- Problem to solve
Copy out, from the entries below, each line that holds the string "搅拌动画显示".

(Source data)
···

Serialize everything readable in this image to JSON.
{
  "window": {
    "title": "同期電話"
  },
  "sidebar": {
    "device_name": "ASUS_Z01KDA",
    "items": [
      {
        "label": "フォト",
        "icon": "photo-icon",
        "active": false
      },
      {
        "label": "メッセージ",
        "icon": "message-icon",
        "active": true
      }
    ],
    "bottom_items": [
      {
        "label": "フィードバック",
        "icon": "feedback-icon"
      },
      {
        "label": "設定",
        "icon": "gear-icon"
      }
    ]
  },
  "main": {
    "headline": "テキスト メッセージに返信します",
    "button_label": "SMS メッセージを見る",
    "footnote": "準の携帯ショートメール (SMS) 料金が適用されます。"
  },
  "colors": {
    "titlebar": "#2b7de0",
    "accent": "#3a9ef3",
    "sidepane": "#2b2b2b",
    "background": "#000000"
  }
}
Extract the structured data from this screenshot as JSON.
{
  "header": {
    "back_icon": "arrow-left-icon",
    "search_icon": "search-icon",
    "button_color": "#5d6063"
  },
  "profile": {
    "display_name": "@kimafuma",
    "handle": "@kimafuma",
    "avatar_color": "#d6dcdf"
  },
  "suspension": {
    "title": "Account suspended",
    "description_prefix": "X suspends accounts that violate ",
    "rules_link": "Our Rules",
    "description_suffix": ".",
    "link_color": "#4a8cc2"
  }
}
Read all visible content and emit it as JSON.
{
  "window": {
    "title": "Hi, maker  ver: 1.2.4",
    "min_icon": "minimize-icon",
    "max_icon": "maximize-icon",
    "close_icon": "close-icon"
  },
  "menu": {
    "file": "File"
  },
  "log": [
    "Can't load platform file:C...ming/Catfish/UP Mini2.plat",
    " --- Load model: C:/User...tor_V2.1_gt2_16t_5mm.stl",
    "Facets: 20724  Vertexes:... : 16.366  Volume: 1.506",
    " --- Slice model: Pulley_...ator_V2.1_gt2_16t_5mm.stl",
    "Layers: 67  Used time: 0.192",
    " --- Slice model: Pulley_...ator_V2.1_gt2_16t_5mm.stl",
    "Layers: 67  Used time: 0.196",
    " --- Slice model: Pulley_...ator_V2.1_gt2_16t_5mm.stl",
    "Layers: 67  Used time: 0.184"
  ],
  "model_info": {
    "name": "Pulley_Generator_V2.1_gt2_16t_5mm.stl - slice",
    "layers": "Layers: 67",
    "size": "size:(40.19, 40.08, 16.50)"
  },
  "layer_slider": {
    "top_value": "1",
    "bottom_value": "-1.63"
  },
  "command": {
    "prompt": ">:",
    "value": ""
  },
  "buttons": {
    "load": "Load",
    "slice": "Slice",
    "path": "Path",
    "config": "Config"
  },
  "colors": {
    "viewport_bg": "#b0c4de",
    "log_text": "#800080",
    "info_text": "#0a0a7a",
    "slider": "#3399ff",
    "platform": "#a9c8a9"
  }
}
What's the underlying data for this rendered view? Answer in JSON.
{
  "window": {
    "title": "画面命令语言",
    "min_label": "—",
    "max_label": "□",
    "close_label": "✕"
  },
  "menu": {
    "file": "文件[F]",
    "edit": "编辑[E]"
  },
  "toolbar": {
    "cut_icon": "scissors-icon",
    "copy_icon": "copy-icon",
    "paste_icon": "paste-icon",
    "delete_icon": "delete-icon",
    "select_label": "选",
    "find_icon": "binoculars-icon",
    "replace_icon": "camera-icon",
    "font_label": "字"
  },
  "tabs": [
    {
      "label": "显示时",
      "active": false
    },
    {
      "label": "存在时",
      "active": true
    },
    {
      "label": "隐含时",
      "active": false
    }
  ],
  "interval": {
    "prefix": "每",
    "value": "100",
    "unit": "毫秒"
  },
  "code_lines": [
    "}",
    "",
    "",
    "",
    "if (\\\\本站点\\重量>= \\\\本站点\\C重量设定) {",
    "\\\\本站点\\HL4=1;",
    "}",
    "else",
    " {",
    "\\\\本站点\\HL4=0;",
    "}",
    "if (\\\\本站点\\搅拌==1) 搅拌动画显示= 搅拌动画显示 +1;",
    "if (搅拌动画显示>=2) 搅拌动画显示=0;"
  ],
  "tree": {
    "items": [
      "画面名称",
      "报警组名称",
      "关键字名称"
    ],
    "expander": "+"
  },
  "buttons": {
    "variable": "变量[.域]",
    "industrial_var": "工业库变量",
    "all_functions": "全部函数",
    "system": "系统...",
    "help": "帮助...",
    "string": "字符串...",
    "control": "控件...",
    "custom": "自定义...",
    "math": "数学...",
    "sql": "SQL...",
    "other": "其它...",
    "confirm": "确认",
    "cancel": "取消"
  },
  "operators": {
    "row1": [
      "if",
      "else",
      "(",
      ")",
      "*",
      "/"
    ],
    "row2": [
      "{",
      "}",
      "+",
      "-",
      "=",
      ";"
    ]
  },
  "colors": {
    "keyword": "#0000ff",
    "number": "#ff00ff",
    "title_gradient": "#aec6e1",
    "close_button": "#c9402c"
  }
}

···

- Response to the exercise
    "if (\\\\本站点\\搅拌==1) 搅拌动画显示= 搅拌动画显示 +1;",
    "if (搅拌动画显示>=2) 搅拌动画显示=0;"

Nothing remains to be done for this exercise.